STX Odors Continue after Manhole Closed on Bryan’s Order

Monitoring Station 1 lies west of Limetree Bay Refinery, one of several around the plant re-established by the U.S. Environmental Protection Agency. (Source photo by Patricia Borns)

Noxious odors previously associated with flaring incidents at Limetree Bay Refinery were reported again Friday morning by St. Croix residents from Estate Profit to Williams Delight.

The complaints call into question the V.I. government’s theory that an open manhole was the source of most residents’ odor complaints because the manhole was covered on Monday.

Some eight callers to a Reef 103.5 Friday talk show said they smelled the odors between 11:30 p.m. Thursday night into the wee hours of Friday morning, while the Department of Health received a call between 3 and 4 a.m., according to the Department of Planning and Natural Resources.

Recurring continuously since April, the odors have become a bone of contention between Limetree, the Virgin Islands government, residents involved in three class-action lawsuits, and the U.S Environmental Protection Agency, which ordered the refinery to shut down for 60 days after its main flare erupted in flames and lofted oil onto downwind neighborhoods from Estate Profit to Frederiksted.

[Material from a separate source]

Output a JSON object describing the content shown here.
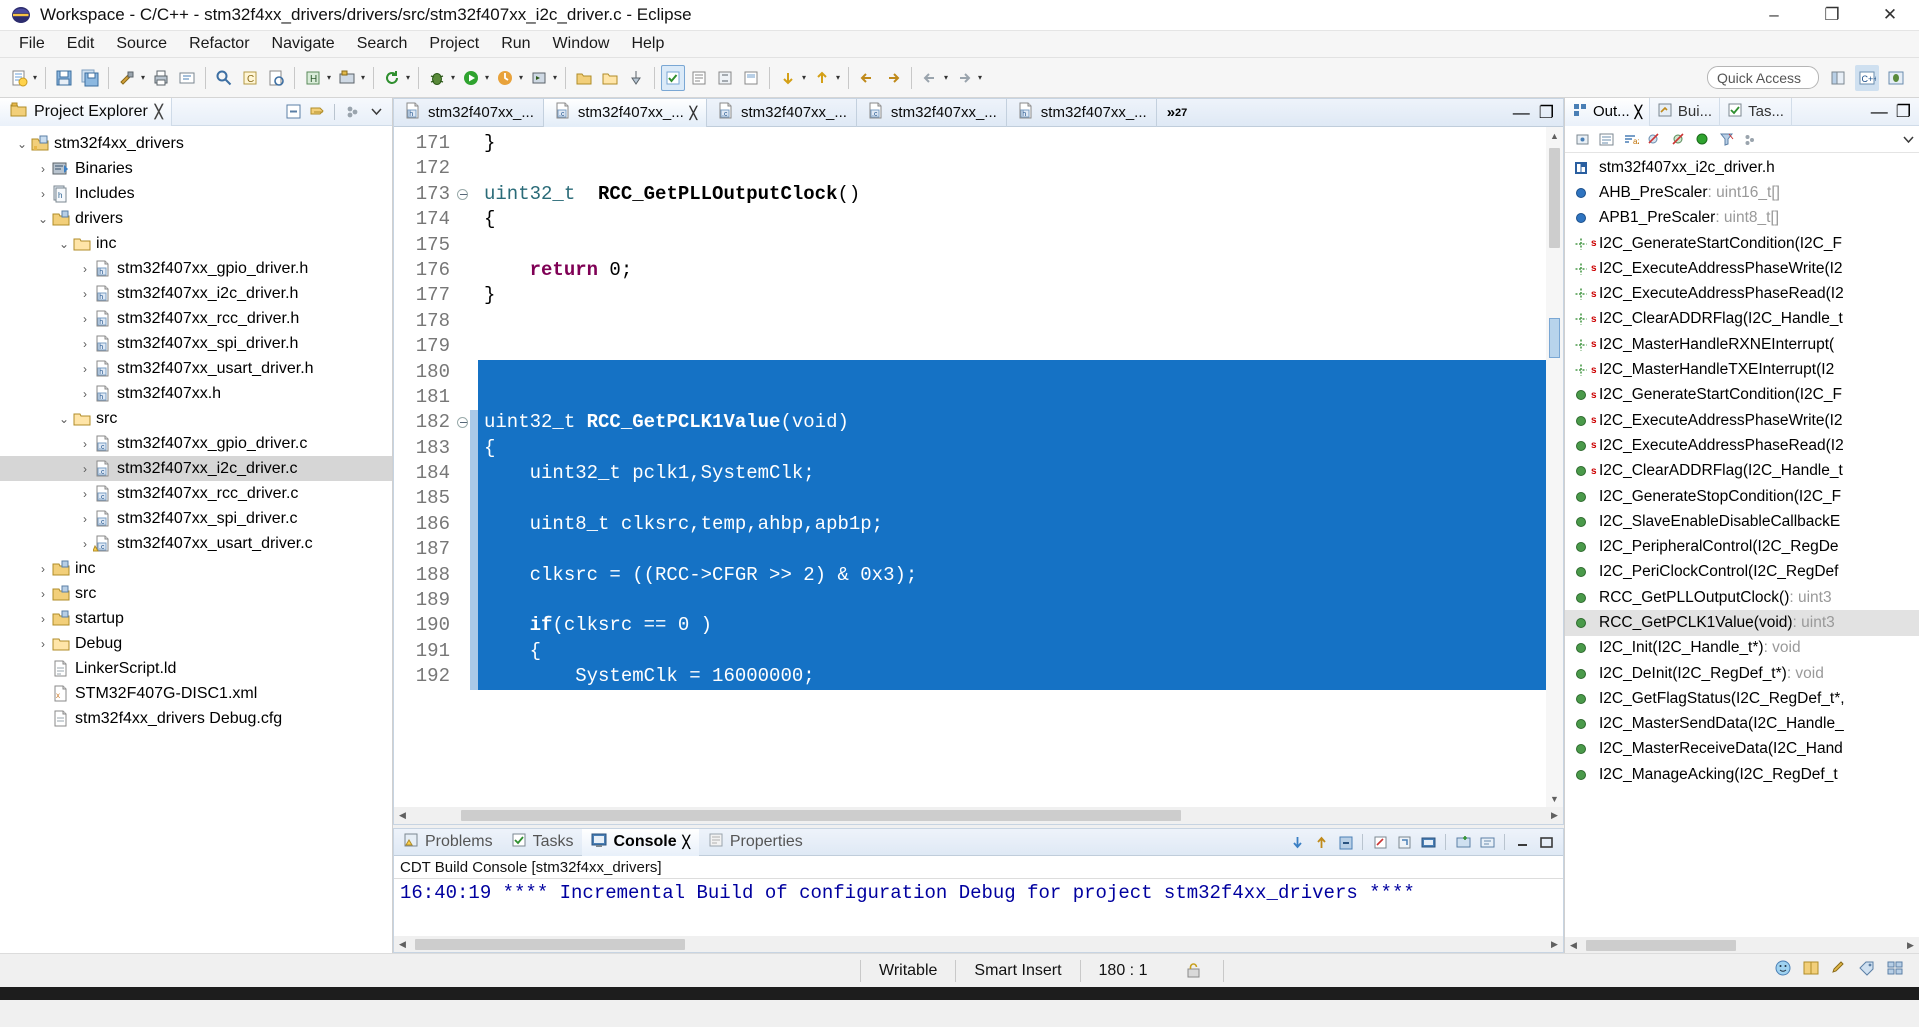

Although refining has ceased, Limetree continues to clear its lines of residue, a DPNR spokesman said. Flaring, experts say, is an expected part of the process. A caller to EPA’s emergency response team reported loud sounds from the facility Thursday night that could have been flaring, team member Zeno Bain said.

“I don’t think these people are imagining things,” said Eric Douglas, a chemical and environmental engineer on St. Croix. “There is a pattern there of what I call planned or controlled flaring, to purge the vessels of the existing vapors. Since the shutdown, Limetree has been flaring the gases at night when they will be the least noticeable.”

But that has ended, according to an email from Limetree spokeswoman Erica Parsons, at least for the most problematic flare, No. 8:

“The flare is currently blinded, which means the flame is shut off and there is a physical barrier preventing fuel or any gases from getting to the flare,” Parsons said in an email. This is done for the safety of the workers who will be inspecting and, if necessary, making repairs to the flare. Limetree has not conducted any activities that would produce a flare or odor from our refining or terminal operations. Additionally, Limetree did not receive any odor or flare complaint calls from last night.”

Asked if this applies to all of Limetree’s flares – it has many, Douglas said – Parsons had not responded by late Friday.

Overnight refinery emissions have been the source of sickening odors on April 23, according to Limetree, and on May 5, according to the EPA. As recently as May 20, Limetree reported to the EPA that it had a hydrogen sulfide (H2S) exceedance at the No. 8 flare. On that day, the federal agency received 22 calls to its hotline complaining of odors from residents in Frederiksted, La Grange, Two Williams and Enfield Green.

Limetree denied its operations were the cause of the May odor complaints, however, and Gov. Albert Bryan Jr., during his weekly news briefing May 18, went to great lengths to widen the net of possible suspects.

Since then – and as recently as early Friday morning when odor complaints resumed – EPA air quality sensors installed around the refinery have detected elevated levels of hydrogen sulfide (H2S) at one location in particular, Monitoring Station 1, adjacent to a drag racing facility across the road from Henry E. Rohlsen Airport.

On May 21, the governor thought he had found the cause of the odors when an open manhole was discovered nearby. Lowering a sensor into the manhole, the EPA found elevated H2S.

On May 24, the governor announced the manhole was closed and complaints appeared to stop.

But in the early hours of Thursday, Monitoring Station 1 again recorded levels of H2S above Tier 1 and Tier 2 target levels set by the EPA in concert with its federal partner in health, the Agency for Toxic Substances and Disease Registry.

Again on Friday at around 3:40 a.m., Monitor Station 1 exceeded the Tier 1 action level.

A Tier 1 exceedance means that greater than 50 percent of the St. Croix population may be expected to experience odors.

A Tier 2 exceedance means residents should be advised to shelter in place to reduce their exposure, especially children, the disabled and elderly.

The EPA notified the V.I. government of Thursday’s findings so it can alert residents through its health department or Territorial Emergency Management Agency.

As far as the Source was able to learn by late Friday, no health department or VITEMA alerts had been issued Thursday or Friday.